NMC Team Publishes on Microalgae Productivity in Algal Research

NMC Team Publishes on Microalgae Productivity in Algal Research

NMC Team Publishes on Microalgae Productivity in Algal Research

New Mexico Consortium (NMC) scientists, Alina Corcoran, Ahlem Jebali, and Heather Martinez are co-authors on a new manuscript led by UCSD Postdoc Isidora Echenique Subiabre in the journal Algal Research.

This work, titled Site-specific factors override local climatic conditions in determining microalgae productivity in open raceway ponds, is a joint effort between scientists from the NMC, the University of California San Deigo, Colorado State University, Cyanotech, The Energy and Resources Institute, New Mexico State University and Los Alamos National Laboratory.

As demand for sustainable bioenergy and bioproduct feedstocks increases, microalgal cultivation is expanding across the globe.

It is important to understand the forces driving biomass productivities across a range of environmental conditions. Environmental variation significantly affects the response of microalgal growth and thus the location where one should operate commercial scale production of algal feedstocks.

There currently are regionally-resolved predictive models of biomass productivity that use climatic factors such as temperature and light to estimate algal growth to identify the best locations for production sites. Unfortunately, these predictions have rarely been validated at continental scales due to the lack of continuous robust datasets originating from multiple locations simultaneously.

In this study, the scientists established and maintained cultures of Nannochloropsis sp. in open raceway ponds in 150 to 260 L for >17 months at three locations: Kailua-Kona, HI; Las Cruces, NM; and San Diego, CA.

The scientists compared predicted biomass productivities, based on local weather conditions, with experimental field data.

The results of this study found substantial deviations between predicted and observed productivities across and within sites. Although weather remains a pertinent driver of productivity, site-specific factors, such as local pest pressures, chemical/biological contaminants, and differences in the surrounding environment heavily influence biomass productivities.

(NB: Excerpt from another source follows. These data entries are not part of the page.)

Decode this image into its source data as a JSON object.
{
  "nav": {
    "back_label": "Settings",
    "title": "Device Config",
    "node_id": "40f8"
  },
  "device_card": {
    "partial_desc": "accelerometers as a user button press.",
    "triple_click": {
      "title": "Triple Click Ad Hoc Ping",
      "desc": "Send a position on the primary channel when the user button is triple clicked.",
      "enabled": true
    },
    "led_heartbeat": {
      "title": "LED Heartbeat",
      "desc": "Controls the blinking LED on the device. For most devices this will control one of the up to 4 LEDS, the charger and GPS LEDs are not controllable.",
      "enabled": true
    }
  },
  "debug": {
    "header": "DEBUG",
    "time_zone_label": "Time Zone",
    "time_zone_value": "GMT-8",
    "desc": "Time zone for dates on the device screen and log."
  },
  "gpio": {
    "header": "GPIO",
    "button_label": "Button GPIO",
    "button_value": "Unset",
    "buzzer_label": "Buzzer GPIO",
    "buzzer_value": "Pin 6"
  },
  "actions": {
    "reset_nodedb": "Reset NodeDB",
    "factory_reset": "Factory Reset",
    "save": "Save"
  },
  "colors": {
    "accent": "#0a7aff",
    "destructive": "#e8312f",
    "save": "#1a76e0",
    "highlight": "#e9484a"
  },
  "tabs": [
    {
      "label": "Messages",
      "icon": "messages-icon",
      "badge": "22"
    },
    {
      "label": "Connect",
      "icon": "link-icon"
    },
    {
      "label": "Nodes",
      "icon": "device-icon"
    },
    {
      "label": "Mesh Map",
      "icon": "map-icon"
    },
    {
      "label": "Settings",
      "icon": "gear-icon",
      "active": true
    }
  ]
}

To create more accurate models to assess potential algal productivity and identify favorable locations for establishing algal production facilities it is important to identify and quantify these local factors.